Good comments. Here's some add-ons...
> I agree that the ideal form of government is government by concensus,
> however this type of government usually only works in a group which is fairly
> homogeneous, small, and willing to compromise. Also, any hardcore dissent can
> bring such a system to its knees.
It will only bring such a system to its knees in the eyes of those who think there needs to be a change in the system. Under such a system, though, since there is completely voluntary opting in, where joiners must agree to the system and understand its implications, the joiners will be free to leave the system if they so choose. If the system is a monopoly PPL in a geographic area (like a current day government), then if the majority doesn't want those who voted against to block their proposed change, then they have to buy the sticklers out. Thus the system will not be brough to its knees, but those who want change will have to pay the market value of forcing their point of view...
> Having things enacted by votes greater than a simple majority seems a
> reasonable precaution, though it still means a small and despised minority can
> be oppressed. It is also reasonable to have a lower vote threshold for the
> removal of laws, since this would help to offset the inertia in most
> governments which works against the removal of things once instituted. As for
> laws expiring, I oftentimes find that such expirations lead to rubber stamp
> renewals; again the inertia of "if it's already there, we'll just leave it."
> Perhaps if we linked the term of expiration to the number of votes an item
> received, with longer effective terms for those measures which were very
> popular and shorter for those which only barely were enacted. While not
> perfect, this would mean controversial measures would come up earlier than
> those which were not, and the controversial ones are the ones less likely to
> end up being rubber stamped.

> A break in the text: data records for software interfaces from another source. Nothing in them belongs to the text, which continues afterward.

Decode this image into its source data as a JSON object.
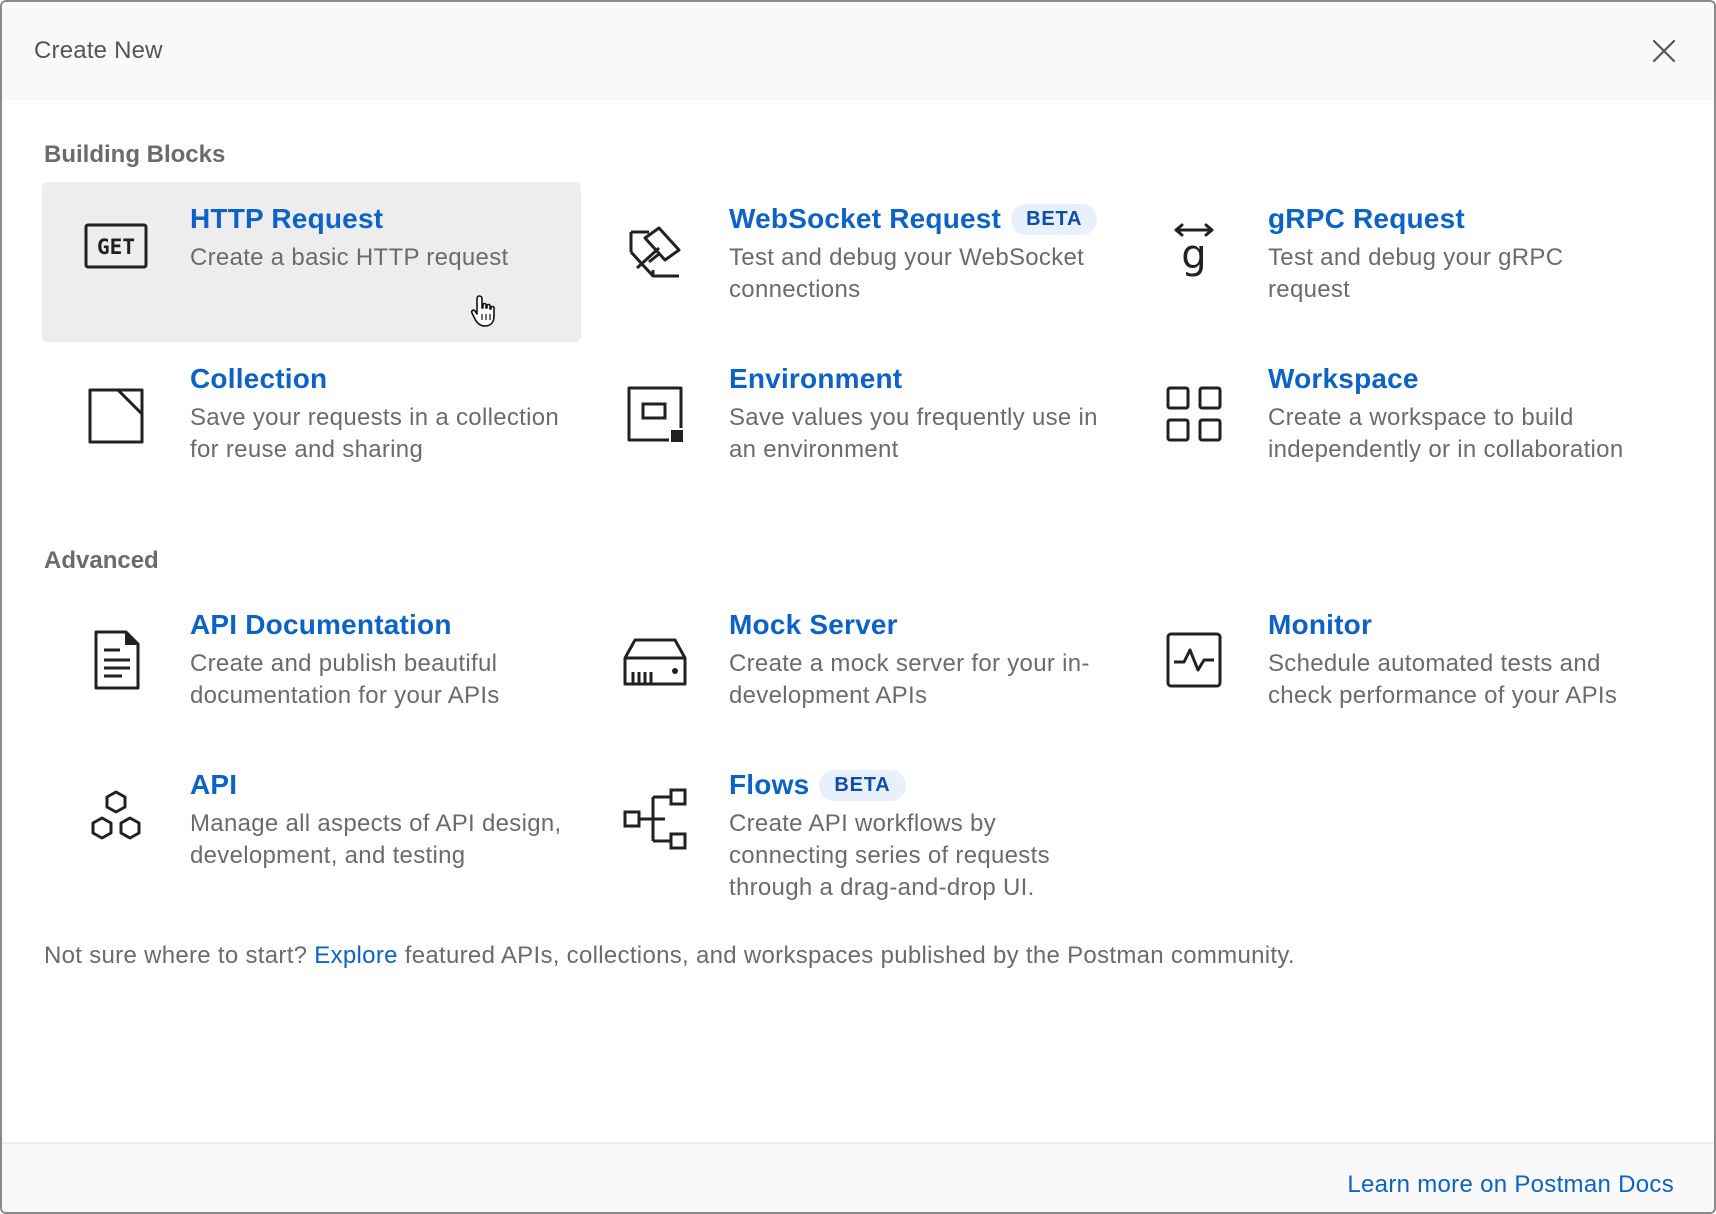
{
  "header": {
    "title": "Create New",
    "close_icon": "close-icon"
  },
  "building_blocks": {
    "title": "Building Blocks",
    "items": [
      {
        "title": "HTTP Request",
        "desc": "Create a basic HTTP request",
        "icon": "get-icon",
        "icon_text": "GET"
      },
      {
        "title": "WebSocket Request",
        "badge": "BETA",
        "desc": "Test and debug your WebSocket connections",
        "icon": "websocket-icon"
      },
      {
        "title": "gRPC Request",
        "desc": "Test and debug your gRPC request",
        "icon": "grpc-icon",
        "icon_text": "g"
      },
      {
        "title": "Collection",
        "desc": "Save your requests in a collection for reuse and sharing",
        "icon": "collection-icon"
      },
      {
        "title": "Environment",
        "desc": "Save values you frequently use in an environment",
        "icon": "environment-icon"
      },
      {
        "title": "Workspace",
        "desc": "Create a workspace to build independently or in collaboration",
        "icon": "workspace-icon"
      }
    ]
  },
  "advanced": {
    "title": "Advanced",
    "items": [
      {
        "title": "API Documentation",
        "desc": "Create and publish beautiful documentation for your APIs",
        "icon": "document-icon"
      },
      {
        "title": "Mock Server",
        "desc": "Create a mock server for your in-development APIs",
        "icon": "server-icon"
      },
      {
        "title": "Monitor",
        "desc": "Schedule automated tests and check performance of your APIs",
        "icon": "monitor-icon"
      },
      {
        "title": "API",
        "desc": "Manage all aspects of API design, development, and testing",
        "icon": "api-icon"
      },
      {
        "title": "Flows",
        "badge": "BETA",
        "desc": "Create API workflows by connecting series of requests through a drag-and-drop UI.",
        "icon": "flows-icon"
      }
    ]
  },
  "footer_note": {
    "prefix": "Not sure where to start?",
    "link": "Explore",
    "suffix": "featured APIs, collections, and workspaces published by the Postman community."
  },
  "bottom_bar": {
    "docs_link": "Learn more on Postman Docs"
  },
  "colors": {
    "link": "#0b63c9",
    "badge_bg": "#e8f0fb",
    "hover_bg": "#ededed"
  }
}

Thats a good idea, having pro-rated sunset dates. I think though that unpopular laws will be let die (as we are doing now with the independent prosecutor law here in the US), while those that are tolerable will be let live.
One thing that would prevent such opression of minorities is by allowing dissidents to opt out of the system and form their own political unit in their own territory.
> I have also wondered if it wouldn't be better to return to the old method
> of selection of the Senate. And I do believe that there should be a wider
> role of referendum in politics now that the technology is such that it would
> make mass ballot initiatives practical. One thing I would suggest, however,
> is that maybe we should make measures have to pass by a certain percentage of
> the total "possible" vote, sort of a quorum of the electorate. If not enough
> people vote to reach a quorum, then nothing can pass.
Thats a good idea, though with universal net access, the system can easily be set up to allow voting over several days, in an encrypted system, so that those who do not participate but are qualified to may simply be voting "I don't care either way."
> This would weaken the
> power of special interest groups. I also wonder if any time a ballot is cast,
> we shouldn't have some sort of fact quiz, just to make sure that the person
> voting actually knows what they are voting on, as opposed to just filling out
> what they were told to....this may be a little difficult to do in a
> nonpartisan way.
Well I remember living in Washington State, the referendums there were well covered by the press, and every residence received a voting packet with information on and position papers on the issues in the referenda.
> One of the biggest problems I see for future democracies which are not
> based on concensus is the issue of identity. If I can upload my personality
> many times, how many votes should we get? I could do it just in time to
> register, vote, then remerge after the count. Or how about borganisms
> composed of many originally separate personalities? Do they count as one, or
> many? If there is a concensus, all these problems go away, but otherwise they
> quickly become relevant.
Its a matter of residency. Currently, a human level intelligence must be 18 years old to vote here in the US, and it must be resident in the local voting area for 3 months to a year to qualify for local voting rights. I think extending these to AI and uploaded intelligences would help alleviate these forms of fraud.
> Of course, we could count resources instead of individuals....the more
> resources you have control over, the larger the percentage of the vote.
resources do not have rights.
> subscribe to the theory that the voting process is a surrogate for combat,
> with everyone conceding that the one who won the vote would likely win an
> armed conflict, and thus it is better for both sides to let the vote decide,
> which is less costly for both. If this is indeed the case, then it would be
> reasonable to assume whatever side in an issue had control of the most
> resources would likely win (regardless of number of "personalities", unless
> those ARE counted as resources). This way, we would avoid the problem of
> trying to sort out "who" gets "a" vote. Of course, some issues people place
> such value on that they are unwilling to concede defeat ever. These are not
> usually settled at the polling place even today.
Considering that in battle, the defending side in an entrenched position usually only needs 1/5th to 1/20th the number of men to defend a position. Extending this corrolary to voting, this translates to my supermajority proposal earlier.